When it comes to the end of the year, Italians do stress. But not in the way Americans do. Italians have this thing about finishing all the stuff they’ve been procrastinating on throughout the year by the self-imposed deadline followed by at least two weeks of vacation.
Electricians, business people, artisans, and maybe even writers, just have to clean the slate before they partake in the collective carb-coma of days of Mamma’s pasta and Panettone.
This year Italians are also stressing about paying their heating bills in this war-price era. But they don’t stress about the holiday itself: what gifts to get, what to cook, and certainly not what wine to serve or bring to a holiday dinner.
When it comes to the festivities, choices are simplified. Italians eat local traditional dishes and drink the local wines. (As with Italian grammar there are always exceptions). At Christmas they break out the good stuff – a bottle of an aged Riserva (or in the case of Verona Amarone, and its sweet forefather Recioto). Of course they drink bubbles – spumante, prosecco, Lambrusco, etc., and those who can afford it drink Italy’s most universally beloved wine: Champagne.
This week my wife and I are travelling to New York for family gatherings, and I can sense already that in the first post-Covid season, Holiday Stress (New York style) is back!
Thus the urgent calls from Mom and Sis about what wines to get for Christmas dinner.

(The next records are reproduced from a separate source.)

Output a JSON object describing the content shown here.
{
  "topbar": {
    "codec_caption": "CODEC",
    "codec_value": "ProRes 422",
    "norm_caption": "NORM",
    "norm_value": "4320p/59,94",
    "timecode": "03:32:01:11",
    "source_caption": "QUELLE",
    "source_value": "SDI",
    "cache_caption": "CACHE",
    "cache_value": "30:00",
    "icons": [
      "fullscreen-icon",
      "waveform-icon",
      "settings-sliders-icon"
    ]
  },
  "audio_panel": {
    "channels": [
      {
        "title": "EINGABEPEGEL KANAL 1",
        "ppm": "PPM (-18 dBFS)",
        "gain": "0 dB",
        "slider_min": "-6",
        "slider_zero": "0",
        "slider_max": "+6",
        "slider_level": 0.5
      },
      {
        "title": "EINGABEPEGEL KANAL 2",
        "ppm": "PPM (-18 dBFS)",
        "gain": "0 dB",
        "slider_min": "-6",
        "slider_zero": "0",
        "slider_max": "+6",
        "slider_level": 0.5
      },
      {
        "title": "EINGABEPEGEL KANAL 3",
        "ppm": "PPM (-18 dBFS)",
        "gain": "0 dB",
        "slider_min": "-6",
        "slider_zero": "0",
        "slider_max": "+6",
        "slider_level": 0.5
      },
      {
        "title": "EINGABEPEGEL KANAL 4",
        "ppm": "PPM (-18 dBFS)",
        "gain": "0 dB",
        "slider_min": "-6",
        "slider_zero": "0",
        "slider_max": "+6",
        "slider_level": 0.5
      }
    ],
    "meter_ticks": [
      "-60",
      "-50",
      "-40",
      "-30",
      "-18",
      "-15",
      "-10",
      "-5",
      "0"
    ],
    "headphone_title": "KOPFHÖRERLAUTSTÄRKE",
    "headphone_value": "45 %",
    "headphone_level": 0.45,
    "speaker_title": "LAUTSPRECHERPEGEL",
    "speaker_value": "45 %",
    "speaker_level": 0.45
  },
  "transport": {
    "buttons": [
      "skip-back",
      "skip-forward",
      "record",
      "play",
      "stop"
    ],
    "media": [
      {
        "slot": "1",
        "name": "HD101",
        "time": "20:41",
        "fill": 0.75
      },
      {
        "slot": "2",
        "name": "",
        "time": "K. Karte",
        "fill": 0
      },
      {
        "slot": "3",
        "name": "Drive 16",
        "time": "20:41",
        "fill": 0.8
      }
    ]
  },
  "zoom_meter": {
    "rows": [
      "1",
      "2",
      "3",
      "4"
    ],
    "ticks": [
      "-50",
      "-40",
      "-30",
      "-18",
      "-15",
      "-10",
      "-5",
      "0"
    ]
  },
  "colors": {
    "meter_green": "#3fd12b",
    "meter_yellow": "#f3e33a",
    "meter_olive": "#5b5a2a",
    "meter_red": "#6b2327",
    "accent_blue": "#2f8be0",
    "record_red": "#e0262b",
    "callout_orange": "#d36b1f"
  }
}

Wine stress in a place like New York (big urban center far from vineyards) stems from two things: a glut of choice in this golden age of wine, and a wrongheaded 21st century taste tribalism that’s developed in places where being on trend or avoiding faux pas is primary